China has been tightening over the past year, at various levels including nationally.

The return to office has stalled - JPM guy

What worked in low interest environment (last decade) may not work now, in high interest. Sea change, according to Howard Marks. Teslas were cheap, solar panels were cheap, when financing was low, but cost many percent more now. The companies if they want to keep sales figures have to lower their price to meet consumers' purchasing power. Over the past week or so, Marks, Barrons and Ackman have all publicly advocated bonds to degrees. Siegel also thinks the 10-year is near the top.

McDonalds reported well-higher revenue because of higher prices, but traffic was actually lower.

Canada talking about higher for longer. Unknown what will be the thing people cut from their personal budgets, if rent/inflation continues and wages grow less quickly, what will be the things not purchased?

Families in the US on average are 40% wealthier than before 2019. Investments and real estate. The biggest demographic is under 35, who are like 150% wealthier (no other demographic is anywhere close). Do young people have a work experience completely different from any other generation?

Net worth may be irrelevant to peoples ‘happiness’ because you can't spend a house or a 401k. Prices are inflated.

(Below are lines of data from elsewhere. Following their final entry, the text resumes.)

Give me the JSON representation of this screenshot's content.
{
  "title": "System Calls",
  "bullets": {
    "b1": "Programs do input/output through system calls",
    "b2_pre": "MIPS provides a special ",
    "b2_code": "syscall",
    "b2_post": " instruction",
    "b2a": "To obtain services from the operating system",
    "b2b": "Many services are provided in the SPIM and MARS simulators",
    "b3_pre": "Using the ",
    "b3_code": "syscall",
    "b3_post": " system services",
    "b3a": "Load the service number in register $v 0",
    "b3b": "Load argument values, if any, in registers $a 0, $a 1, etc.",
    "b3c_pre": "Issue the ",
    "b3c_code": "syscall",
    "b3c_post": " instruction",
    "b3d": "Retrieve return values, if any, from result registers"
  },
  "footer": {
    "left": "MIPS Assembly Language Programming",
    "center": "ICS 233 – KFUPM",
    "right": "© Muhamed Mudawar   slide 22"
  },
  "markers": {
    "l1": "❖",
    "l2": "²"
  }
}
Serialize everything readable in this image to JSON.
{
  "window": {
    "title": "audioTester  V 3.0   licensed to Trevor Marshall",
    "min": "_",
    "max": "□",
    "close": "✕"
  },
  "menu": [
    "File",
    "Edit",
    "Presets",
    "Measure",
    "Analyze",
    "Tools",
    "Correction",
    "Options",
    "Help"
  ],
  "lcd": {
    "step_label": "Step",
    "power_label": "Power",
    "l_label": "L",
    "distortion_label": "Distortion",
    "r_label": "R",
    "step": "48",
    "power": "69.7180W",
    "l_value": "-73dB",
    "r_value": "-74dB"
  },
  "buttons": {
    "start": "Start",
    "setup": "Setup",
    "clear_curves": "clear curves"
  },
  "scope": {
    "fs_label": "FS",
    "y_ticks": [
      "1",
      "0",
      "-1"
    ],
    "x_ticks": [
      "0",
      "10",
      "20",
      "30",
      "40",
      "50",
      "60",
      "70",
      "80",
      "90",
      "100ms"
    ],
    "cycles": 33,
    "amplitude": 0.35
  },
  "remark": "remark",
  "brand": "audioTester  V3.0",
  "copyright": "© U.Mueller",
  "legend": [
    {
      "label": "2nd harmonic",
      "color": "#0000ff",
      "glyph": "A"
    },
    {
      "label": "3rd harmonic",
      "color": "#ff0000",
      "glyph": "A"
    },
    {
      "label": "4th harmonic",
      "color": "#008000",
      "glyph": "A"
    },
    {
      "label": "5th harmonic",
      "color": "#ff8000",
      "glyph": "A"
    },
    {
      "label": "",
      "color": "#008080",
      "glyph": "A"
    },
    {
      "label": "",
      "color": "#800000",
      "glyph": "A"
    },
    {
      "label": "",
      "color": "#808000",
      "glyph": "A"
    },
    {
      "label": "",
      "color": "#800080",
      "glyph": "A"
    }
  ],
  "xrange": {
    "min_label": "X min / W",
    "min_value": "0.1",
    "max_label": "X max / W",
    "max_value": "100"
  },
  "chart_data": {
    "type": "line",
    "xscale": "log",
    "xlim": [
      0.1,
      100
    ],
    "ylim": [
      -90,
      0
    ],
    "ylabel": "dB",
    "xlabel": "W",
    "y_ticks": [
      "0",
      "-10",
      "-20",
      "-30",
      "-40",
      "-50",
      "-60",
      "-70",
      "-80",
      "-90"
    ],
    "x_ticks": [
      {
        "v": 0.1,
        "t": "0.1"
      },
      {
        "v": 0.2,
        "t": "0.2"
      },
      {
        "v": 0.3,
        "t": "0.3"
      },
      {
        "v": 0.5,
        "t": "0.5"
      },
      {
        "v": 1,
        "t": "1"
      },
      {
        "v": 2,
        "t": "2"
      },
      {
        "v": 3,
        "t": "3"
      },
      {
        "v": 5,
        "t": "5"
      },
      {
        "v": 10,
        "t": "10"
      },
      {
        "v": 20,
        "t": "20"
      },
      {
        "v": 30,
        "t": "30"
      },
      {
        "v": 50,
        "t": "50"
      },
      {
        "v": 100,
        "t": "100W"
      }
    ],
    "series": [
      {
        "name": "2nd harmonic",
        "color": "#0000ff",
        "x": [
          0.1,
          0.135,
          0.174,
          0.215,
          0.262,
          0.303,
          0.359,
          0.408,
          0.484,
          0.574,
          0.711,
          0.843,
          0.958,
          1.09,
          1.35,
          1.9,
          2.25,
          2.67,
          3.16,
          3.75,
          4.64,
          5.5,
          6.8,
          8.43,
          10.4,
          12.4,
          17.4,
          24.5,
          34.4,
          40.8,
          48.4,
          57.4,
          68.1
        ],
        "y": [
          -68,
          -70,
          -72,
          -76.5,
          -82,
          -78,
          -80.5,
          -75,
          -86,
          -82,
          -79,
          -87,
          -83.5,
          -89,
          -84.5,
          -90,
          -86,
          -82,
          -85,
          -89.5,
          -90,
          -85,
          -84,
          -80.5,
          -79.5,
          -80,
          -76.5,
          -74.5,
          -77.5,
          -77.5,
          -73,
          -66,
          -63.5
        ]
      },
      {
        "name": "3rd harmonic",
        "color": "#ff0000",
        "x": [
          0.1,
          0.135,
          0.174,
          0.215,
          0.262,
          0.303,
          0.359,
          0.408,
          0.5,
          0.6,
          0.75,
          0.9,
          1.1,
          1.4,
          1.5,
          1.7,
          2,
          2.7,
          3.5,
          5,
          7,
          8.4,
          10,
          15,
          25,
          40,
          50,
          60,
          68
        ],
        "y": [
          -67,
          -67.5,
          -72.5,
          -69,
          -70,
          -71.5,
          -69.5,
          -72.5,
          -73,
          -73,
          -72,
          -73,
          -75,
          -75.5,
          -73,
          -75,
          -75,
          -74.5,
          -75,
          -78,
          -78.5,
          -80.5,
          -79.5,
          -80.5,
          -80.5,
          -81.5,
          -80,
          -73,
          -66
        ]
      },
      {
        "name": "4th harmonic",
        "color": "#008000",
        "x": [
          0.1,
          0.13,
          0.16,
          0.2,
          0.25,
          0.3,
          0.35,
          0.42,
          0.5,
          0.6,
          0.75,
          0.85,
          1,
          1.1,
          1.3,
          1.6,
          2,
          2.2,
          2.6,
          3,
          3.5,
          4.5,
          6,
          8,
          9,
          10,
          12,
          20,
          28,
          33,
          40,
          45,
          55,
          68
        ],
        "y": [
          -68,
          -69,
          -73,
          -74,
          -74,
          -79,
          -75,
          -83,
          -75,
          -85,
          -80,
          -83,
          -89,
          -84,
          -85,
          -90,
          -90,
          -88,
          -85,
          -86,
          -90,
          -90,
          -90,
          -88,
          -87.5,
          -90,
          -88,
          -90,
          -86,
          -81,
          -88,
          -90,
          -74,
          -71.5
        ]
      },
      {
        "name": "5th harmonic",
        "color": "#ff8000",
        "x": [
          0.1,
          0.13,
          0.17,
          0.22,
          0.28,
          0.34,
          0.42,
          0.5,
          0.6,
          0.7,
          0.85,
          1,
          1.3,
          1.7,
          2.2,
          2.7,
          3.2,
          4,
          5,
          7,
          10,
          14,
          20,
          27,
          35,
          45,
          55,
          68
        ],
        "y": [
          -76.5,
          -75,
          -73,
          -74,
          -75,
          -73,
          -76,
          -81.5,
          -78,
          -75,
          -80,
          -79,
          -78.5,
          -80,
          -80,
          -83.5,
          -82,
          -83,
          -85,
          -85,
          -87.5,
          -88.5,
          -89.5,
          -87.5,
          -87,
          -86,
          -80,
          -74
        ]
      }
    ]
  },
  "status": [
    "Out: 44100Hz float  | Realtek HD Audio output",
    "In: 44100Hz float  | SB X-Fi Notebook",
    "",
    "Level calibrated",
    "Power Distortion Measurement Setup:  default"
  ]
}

Biggest names in S&P, the top 10%, are paying an effective interest rate of 2.5%, while the bottom 50% are paying 5.5%.

WeWork bankrupt. Doesn't seem much illustrative of any significant larger theme. They leased a lot of offices.

Bond talk day, Nov 1. Bond rates dropped, based on a bit better than expected news about treasury refunding, and then a bit more on reports of weaker economic data. $2b is worth 15basispoints lower. Long end demand starting to wane.

AirBNBust hasn't really happened. Rising interest rates help the company (even if the opposite for it's host clients). AirBNB has cashflow. It gets to hold billions of dollars between the time guests pay and hosts receive. Same for Expedia and Booking. But the headwinds talked about before are still potential. Bookings are down and ADR rates are down/moderating, and there are policy changes in some cities.

So companies do tests and share results of tests with Federal government before public release. Bio synthesis screening. Content authentication.

EV purchases have slowed, but companies that had based their premise on the wide adoption of EVs are facing more serious pressures, and corporations are cutting back investments.

Lack of affordable EVs.